- Listed entries

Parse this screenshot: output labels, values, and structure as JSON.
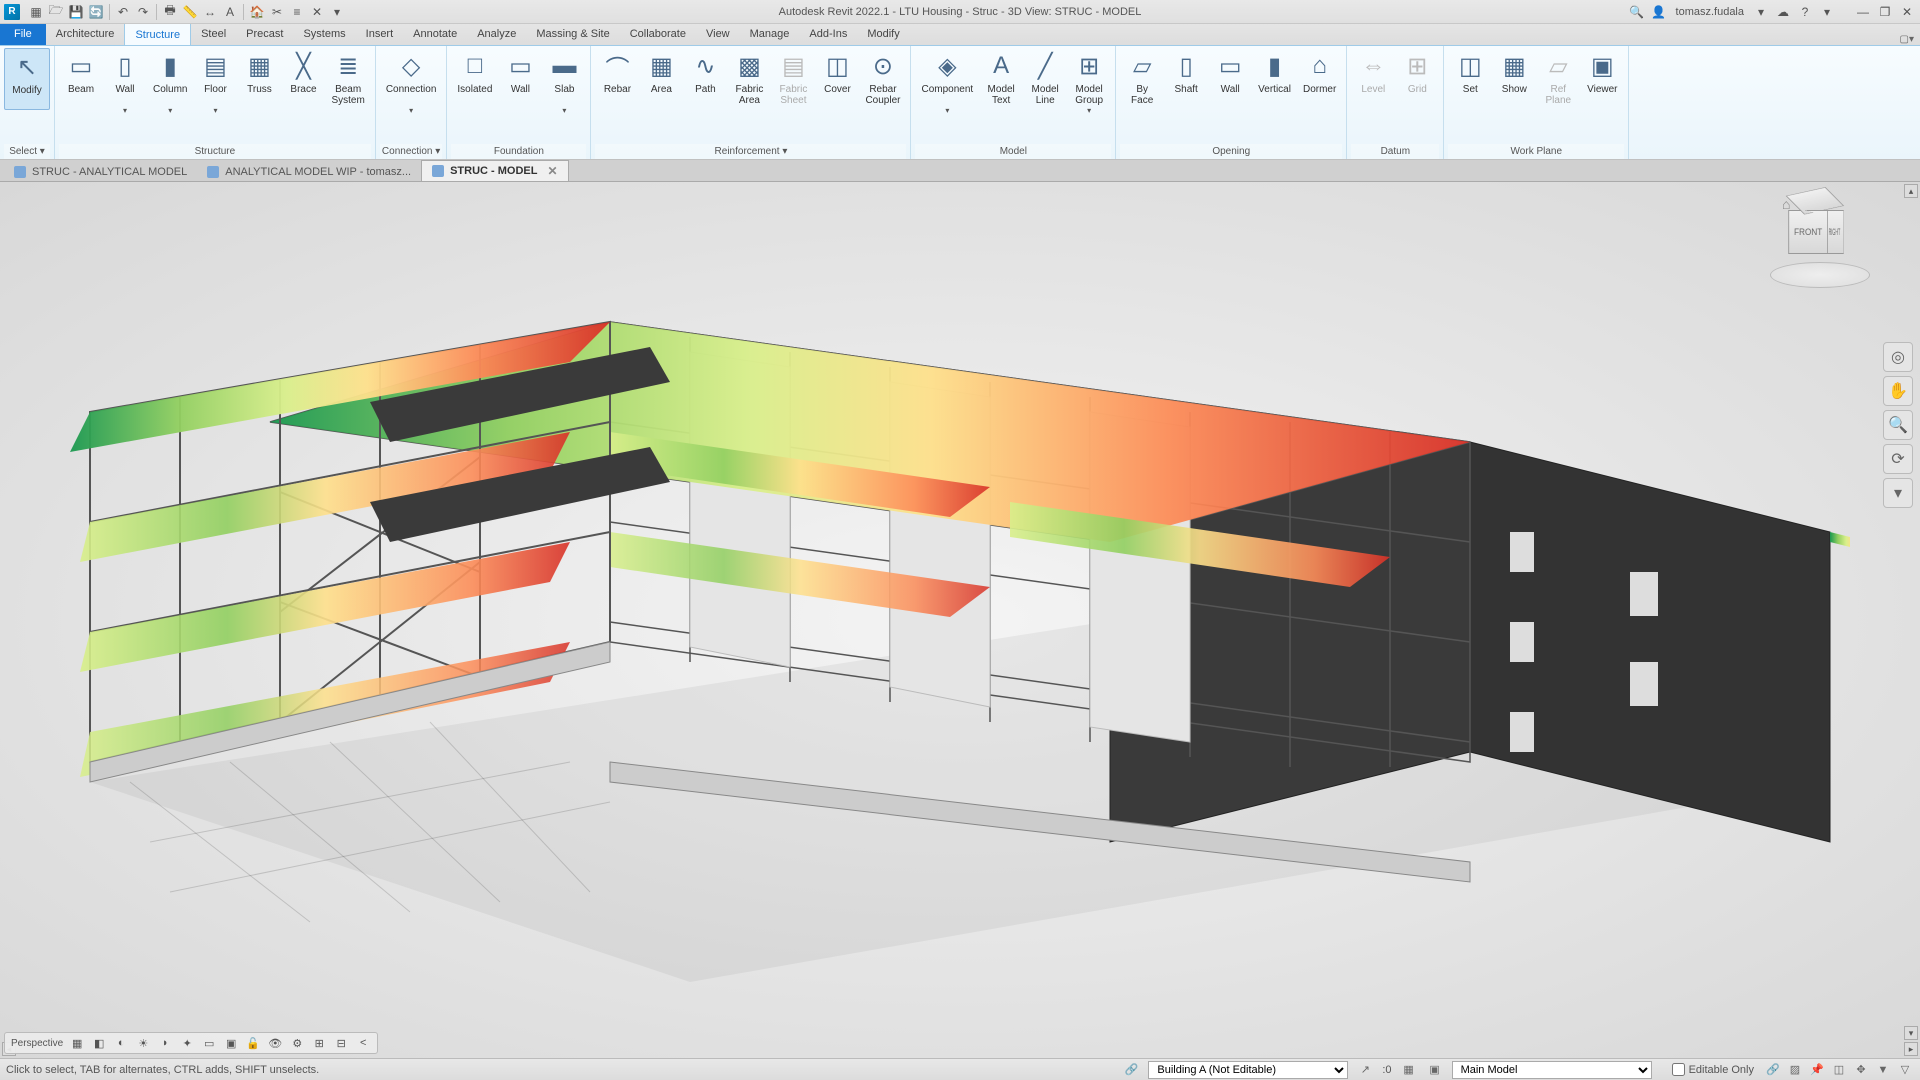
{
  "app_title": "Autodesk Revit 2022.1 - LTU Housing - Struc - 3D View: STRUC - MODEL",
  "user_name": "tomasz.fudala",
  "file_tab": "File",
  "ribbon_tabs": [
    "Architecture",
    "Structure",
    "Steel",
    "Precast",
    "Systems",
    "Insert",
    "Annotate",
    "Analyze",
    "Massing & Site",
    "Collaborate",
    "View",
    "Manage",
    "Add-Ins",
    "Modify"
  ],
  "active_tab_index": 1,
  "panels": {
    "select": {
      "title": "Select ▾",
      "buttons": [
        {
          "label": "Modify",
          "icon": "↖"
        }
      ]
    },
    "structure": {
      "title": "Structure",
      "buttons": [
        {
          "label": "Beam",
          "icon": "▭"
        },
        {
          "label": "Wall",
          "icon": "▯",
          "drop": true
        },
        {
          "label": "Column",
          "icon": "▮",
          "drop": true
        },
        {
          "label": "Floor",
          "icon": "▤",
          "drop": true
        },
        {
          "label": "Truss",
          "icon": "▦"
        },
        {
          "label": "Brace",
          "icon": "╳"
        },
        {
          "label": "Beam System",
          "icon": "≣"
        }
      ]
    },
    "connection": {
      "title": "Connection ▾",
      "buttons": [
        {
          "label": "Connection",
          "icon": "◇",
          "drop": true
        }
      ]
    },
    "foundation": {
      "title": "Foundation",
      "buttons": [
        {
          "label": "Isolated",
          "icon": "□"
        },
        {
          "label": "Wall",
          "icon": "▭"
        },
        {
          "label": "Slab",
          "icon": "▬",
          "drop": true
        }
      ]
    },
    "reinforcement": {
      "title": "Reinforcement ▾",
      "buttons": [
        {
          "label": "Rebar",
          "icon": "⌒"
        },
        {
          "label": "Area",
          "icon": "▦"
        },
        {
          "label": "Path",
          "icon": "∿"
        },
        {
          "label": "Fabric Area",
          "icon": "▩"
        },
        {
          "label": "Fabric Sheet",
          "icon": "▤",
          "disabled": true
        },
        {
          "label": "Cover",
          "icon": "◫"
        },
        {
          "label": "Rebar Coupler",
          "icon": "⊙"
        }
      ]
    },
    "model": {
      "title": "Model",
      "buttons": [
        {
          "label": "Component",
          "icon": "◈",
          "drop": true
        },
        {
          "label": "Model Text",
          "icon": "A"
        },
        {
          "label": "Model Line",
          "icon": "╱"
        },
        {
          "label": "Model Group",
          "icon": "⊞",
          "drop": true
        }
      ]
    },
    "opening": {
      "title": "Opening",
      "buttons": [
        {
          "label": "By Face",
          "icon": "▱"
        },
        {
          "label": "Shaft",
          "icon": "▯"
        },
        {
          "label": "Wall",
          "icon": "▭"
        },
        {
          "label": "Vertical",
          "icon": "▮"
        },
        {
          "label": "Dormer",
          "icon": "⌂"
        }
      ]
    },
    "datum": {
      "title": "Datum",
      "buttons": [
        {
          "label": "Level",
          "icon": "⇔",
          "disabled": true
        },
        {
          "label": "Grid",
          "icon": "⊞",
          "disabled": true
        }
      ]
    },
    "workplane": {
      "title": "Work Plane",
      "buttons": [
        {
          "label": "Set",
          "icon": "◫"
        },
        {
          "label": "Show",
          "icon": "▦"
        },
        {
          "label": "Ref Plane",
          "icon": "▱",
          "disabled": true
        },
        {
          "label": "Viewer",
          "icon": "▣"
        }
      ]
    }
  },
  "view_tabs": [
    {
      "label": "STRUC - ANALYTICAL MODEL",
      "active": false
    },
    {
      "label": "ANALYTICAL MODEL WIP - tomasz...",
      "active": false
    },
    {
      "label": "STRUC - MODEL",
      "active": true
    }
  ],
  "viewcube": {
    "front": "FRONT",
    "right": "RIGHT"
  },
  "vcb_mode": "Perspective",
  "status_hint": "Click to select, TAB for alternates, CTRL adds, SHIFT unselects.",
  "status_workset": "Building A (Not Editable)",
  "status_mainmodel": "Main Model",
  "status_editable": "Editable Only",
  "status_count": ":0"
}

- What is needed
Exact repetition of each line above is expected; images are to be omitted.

- Answer to the problem
Parse this screenshot: output labels, values, and structure as JSON.
{
  "app_title": "Autodesk Revit 2022.1 - LTU Housing - Struc - 3D View: STRUC - MODEL",
  "user_name": "tomasz.fudala",
  "file_tab": "File",
  "ribbon_tabs": [
    "Architecture",
    "Structure",
    "Steel",
    "Precast",
    "Systems",
    "Insert",
    "Annotate",
    "Analyze",
    "Massing & Site",
    "Collaborate",
    "View",
    "Manage",
    "Add-Ins",
    "Modify"
  ],
  "active_tab_index": 1,
  "panels": {
    "select": {
      "title": "Select ▾",
      "buttons": [
        {
          "label": "Modify",
          "icon": "↖"
        }
      ]
    },
    "structure": {
      "title": "Structure",
      "buttons": [
        {
          "label": "Beam",
          "icon": "▭"
        },
        {
          "label": "Wall",
          "icon": "▯",
          "drop": true
        },
        {
          "label": "Column",
          "icon": "▮",
          "drop": true
        },
        {
          "label": "Floor",
          "icon": "▤",
          "drop": true
        },
        {
          "label": "Truss",
          "icon": "▦"
        },
        {
          "label": "Brace",
          "icon": "╳"
        },
        {
          "label": "Beam System",
          "icon": "≣"
        }
      ]
    },
    "connection": {
      "title": "Connection ▾",
      "buttons": [
        {
          "label": "Connection",
          "icon": "◇",
          "drop": true
        }
      ]
    },
    "foundation": {
      "title": "Foundation",
      "buttons": [
        {
          "label": "Isolated",
          "icon": "□"
        },
        {
          "label": "Wall",
          "icon": "▭"
        },
        {
          "label": "Slab",
          "icon": "▬",
          "drop": true
        }
      ]
    },
    "reinforcement": {
      "title": "Reinforcement ▾",
      "buttons": [
        {
          "label": "Rebar",
          "icon": "⌒"
        },
        {
          "label": "Area",
          "icon": "▦"
        },
        {
          "label": "Path",
          "icon": "∿"
        },
        {
          "label": "Fabric Area",
          "icon": "▩"
        },
        {
          "label": "Fabric Sheet",
          "icon": "▤",
          "disabled": true
        },
        {
          "label": "Cover",
          "icon": "◫"
        },
        {
          "label": "Rebar Coupler",
          "icon": "⊙"
        }
      ]
    },
    "model": {
      "title": "Model",
      "buttons": [
        {
          "label": "Component",
          "icon": "◈",
          "drop": true
        },
        {
          "label": "Model Text",
          "icon": "A"
        },
        {
          "label": "Model Line",
          "icon": "╱"
        },
        {
          "label": "Model Group",
          "icon": "⊞",
          "drop": true
        }
      ]
    },
    "opening": {
      "title": "Opening",
      "buttons": [
        {
          "label": "By Face",
          "icon": "▱"
        },
        {
          "label": "Shaft",
          "icon": "▯"
        },
        {
          "label": "Wall",
          "icon": "▭"
        },
        {
          "label": "Vertical",
          "icon": "▮"
        },
        {
          "label": "Dormer",
          "icon": "⌂"
        }
      ]
    },
    "datum": {
      "title": "Datum",
      "buttons": [
        {
          "label": "Level",
          "icon": "⇔",
          "disabled": true
        },
        {
          "label": "Grid",
          "icon": "⊞",
          "disabled": true
        }
      ]
    },
    "workplane": {
      "title": "Work Plane",
      "buttons": [
        {
          "label": "Set",
          "icon": "◫"
        },
        {
          "label": "Show",
          "icon": "▦"
        },
        {
          "label": "Ref Plane",
          "icon": "▱",
          "disabled": true
        },
        {
          "label": "Viewer",
          "icon": "▣"
        }
      ]
    }
  },
  "view_tabs": [
    {
      "label": "STRUC - ANALYTICAL MODEL",
      "active": false
    },
    {
      "label": "ANALYTICAL MODEL WIP - tomasz...",
      "active": false
    },
    {
      "label": "STRUC - MODEL",
      "active": true
    }
  ],
  "viewcube": {
    "front": "FRONT",
    "right": "RIGHT"
  },
  "vcb_mode": "Perspective",
  "status_hint": "Click to select, TAB for alternates, CTRL adds, SHIFT unselects.",
  "status_workset": "Building A (Not Editable)",
  "status_mainmodel": "Main Model",
  "status_editable": "Editable Only",
  "status_count": ":0"
}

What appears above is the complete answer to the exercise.